I think you should post this as a pearl on PS.


Keith said...

Facing up to the horrible things I did when I was younger did not change the sadness over the times I could have come clean with people I had hurt, with the things I "got away with". I looked at my fear as cowardice.

It is amazing how, then, we amend our behavior in the hopes of sculpting a virtuous life, grateful for the things that did not turn out worse than they did.

It is a true blessing that Miss Flemke was not hurt.

I am grateful I read this story.

Uncle E said...

Funny how these things stay with us, shape us, as the other commentors have stated.
We had a 4th grade teacher who had dandruff something awful, plus she was just...plain...mean.
Us reprebates all bought black binders so when we called her over we could make fun of the "snow falling".
We even went so far as to give her a bottle of Head and Shoulders shampoo for Christmas.
Terrible little cretins that we were. We did more stuff, and she eventually went on a leave of absence. Back then it was a badge of honor. Now it's a shameful, regrettable memory.

Mary Paddock said...

I don't know about you, but recalling the things I did when I was younger (and some of those memories still make me cringe), helps me to be a lot more patient with others (adults, teens, and kids).

Anonymous said...

Oh dear, I have goose bumps after reading this! Hal, I think we all have cringe-worthy memories from our youth. I'm sure I do.

I also look back and see why my parents disapproved of many of friend or boyfriend choices.

This was amazing, as are all your writings!


Bob Barbanes said...

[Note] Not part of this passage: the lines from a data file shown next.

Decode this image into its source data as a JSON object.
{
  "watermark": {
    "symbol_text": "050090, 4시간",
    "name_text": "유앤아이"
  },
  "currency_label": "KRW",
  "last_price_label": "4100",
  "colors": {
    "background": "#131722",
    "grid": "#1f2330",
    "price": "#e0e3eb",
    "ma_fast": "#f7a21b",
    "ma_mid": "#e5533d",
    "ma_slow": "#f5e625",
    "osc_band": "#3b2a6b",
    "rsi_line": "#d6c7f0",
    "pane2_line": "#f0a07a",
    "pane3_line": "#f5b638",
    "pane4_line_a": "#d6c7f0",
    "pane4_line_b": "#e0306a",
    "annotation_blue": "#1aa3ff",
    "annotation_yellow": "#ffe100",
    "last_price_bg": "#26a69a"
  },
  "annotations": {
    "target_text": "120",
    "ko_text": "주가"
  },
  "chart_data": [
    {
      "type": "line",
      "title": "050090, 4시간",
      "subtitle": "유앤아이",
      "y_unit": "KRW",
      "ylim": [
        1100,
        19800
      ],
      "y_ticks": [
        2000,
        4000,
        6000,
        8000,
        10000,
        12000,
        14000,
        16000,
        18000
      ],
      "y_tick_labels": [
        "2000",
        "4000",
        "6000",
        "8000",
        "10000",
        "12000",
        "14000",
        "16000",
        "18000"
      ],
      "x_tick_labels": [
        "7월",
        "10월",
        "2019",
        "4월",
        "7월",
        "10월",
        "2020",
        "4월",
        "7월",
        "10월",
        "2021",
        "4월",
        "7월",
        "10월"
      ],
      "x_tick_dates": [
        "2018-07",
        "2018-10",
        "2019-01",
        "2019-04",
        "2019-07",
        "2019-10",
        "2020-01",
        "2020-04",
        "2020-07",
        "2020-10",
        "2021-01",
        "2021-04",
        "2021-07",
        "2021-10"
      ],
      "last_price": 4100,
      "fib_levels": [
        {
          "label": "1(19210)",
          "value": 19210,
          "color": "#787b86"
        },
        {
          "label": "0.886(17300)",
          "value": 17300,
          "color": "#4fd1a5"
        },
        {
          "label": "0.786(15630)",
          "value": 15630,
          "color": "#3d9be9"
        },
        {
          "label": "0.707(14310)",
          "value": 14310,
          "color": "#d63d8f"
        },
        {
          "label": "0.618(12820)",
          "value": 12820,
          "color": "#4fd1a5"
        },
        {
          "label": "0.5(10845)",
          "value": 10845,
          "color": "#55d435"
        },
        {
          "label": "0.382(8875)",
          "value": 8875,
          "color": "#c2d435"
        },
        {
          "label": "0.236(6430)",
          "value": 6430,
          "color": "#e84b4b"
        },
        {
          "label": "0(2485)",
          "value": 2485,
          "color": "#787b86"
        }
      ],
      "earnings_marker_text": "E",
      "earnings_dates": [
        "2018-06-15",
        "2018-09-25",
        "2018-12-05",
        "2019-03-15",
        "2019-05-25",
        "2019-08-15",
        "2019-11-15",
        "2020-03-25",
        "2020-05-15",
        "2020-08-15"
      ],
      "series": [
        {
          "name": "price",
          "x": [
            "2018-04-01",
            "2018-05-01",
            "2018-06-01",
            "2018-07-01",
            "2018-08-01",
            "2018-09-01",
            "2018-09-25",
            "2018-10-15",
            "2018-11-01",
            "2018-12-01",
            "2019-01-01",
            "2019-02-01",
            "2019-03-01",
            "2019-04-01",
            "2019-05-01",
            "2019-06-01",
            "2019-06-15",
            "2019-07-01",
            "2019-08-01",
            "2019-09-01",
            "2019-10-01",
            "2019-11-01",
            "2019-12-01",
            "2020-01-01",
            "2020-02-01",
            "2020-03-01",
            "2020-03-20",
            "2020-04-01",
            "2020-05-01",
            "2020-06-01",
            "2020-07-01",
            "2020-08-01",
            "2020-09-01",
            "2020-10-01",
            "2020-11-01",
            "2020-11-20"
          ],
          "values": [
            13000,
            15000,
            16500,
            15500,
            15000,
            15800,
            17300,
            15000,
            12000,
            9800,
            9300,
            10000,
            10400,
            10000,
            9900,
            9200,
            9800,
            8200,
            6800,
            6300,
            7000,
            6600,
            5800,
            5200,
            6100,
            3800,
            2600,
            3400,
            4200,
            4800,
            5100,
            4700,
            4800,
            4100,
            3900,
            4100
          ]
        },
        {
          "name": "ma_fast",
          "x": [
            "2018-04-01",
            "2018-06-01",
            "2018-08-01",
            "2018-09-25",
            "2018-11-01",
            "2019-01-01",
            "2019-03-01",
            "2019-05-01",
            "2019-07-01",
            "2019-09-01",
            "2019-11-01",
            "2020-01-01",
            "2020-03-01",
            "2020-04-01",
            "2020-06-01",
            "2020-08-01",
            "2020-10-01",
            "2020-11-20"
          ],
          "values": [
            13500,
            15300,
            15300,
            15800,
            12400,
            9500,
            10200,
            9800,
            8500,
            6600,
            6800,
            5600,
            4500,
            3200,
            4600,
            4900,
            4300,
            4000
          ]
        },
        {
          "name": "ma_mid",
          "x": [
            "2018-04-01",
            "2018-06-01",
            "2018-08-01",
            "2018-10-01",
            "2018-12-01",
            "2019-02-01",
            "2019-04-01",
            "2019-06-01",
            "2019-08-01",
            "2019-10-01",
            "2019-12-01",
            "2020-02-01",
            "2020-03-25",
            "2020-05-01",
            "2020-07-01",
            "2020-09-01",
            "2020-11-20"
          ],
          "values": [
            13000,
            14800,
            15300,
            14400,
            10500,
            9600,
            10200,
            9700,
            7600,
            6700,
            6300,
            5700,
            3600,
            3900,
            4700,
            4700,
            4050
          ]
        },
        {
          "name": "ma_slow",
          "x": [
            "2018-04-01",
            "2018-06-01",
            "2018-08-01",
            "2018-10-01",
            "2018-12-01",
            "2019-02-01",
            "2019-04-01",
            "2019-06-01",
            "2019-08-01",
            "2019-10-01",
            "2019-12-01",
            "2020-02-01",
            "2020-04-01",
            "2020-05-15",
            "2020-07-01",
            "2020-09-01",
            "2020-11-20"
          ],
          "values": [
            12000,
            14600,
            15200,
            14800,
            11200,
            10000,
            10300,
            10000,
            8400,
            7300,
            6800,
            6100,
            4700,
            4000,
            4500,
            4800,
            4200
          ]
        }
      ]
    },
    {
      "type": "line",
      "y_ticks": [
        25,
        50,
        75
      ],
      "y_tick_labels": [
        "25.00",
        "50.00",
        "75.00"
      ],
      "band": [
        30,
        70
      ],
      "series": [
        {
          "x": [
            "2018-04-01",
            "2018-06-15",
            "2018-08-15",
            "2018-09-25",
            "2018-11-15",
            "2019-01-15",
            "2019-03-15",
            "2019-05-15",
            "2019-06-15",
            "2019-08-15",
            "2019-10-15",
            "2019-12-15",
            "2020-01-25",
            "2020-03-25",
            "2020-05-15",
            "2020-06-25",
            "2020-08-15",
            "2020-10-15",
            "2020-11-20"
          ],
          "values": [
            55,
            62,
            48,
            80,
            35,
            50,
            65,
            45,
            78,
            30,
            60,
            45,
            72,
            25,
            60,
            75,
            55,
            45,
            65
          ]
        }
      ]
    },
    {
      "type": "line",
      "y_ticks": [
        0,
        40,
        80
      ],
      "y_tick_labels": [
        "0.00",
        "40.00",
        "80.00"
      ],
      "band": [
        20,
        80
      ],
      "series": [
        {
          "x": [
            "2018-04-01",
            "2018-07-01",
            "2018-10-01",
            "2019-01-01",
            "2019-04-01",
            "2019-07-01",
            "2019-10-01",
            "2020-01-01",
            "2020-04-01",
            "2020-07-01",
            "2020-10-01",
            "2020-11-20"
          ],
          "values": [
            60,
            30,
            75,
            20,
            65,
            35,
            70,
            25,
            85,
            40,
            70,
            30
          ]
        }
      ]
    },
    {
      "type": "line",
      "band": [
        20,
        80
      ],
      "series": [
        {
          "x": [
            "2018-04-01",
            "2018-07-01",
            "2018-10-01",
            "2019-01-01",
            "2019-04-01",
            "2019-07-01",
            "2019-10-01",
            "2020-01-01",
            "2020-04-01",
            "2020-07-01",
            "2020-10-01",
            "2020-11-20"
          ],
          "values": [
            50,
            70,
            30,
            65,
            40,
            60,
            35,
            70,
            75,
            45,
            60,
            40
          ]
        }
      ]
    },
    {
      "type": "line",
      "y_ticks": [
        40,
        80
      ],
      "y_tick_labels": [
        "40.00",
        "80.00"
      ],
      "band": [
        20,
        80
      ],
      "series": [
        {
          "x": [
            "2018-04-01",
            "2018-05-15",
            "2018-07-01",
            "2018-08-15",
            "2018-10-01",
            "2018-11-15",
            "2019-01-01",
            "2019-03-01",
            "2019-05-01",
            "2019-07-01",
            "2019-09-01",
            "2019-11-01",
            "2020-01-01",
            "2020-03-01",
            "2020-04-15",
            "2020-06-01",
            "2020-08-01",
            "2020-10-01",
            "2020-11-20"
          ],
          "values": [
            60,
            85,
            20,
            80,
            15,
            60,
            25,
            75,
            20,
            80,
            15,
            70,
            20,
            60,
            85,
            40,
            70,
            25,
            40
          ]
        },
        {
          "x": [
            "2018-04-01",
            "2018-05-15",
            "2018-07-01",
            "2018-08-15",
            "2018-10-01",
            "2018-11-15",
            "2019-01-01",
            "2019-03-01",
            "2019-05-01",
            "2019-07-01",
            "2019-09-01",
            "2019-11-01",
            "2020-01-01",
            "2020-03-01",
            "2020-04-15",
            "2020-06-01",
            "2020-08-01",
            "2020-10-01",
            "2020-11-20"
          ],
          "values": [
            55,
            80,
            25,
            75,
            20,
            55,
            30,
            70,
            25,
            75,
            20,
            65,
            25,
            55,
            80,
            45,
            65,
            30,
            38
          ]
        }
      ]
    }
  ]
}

Holy cow. I mean holy friggin' cow! What a story! And what a little shit you were! Ahh, the things that go into who we are, and that shape us into the adults we become.

The difference between you and me is that you admit them.

But who says kids don't have consciences? Glad to see you did/still do.

Hal Johnson said...

The country-rock group Ozark Mountain Daredevils put out a song with the refrain, "If you wanna get to heaven, you gotta raise a little hell."

How often I ponder the struggle most us face, that struggle between light and dark. Especially, it seems, in our formative years.

Truly evil people are rare, I've come to believe. Yep, evil people are out there. But, they're greatly outnumbered by simply bad people, those who took a dark fork in too many of life's crossroads.

Aw crap, I'm getting too heavy for myself.

Bob said...

Somebody tipped me off about this story, Hal, and it lived up to the hype. Great job! I am sure Miss Flemke is telling the story about the little hooligans to her grandchildren! And it was probably a blessing that you parted company with those guys.

Algernon said...

Great story!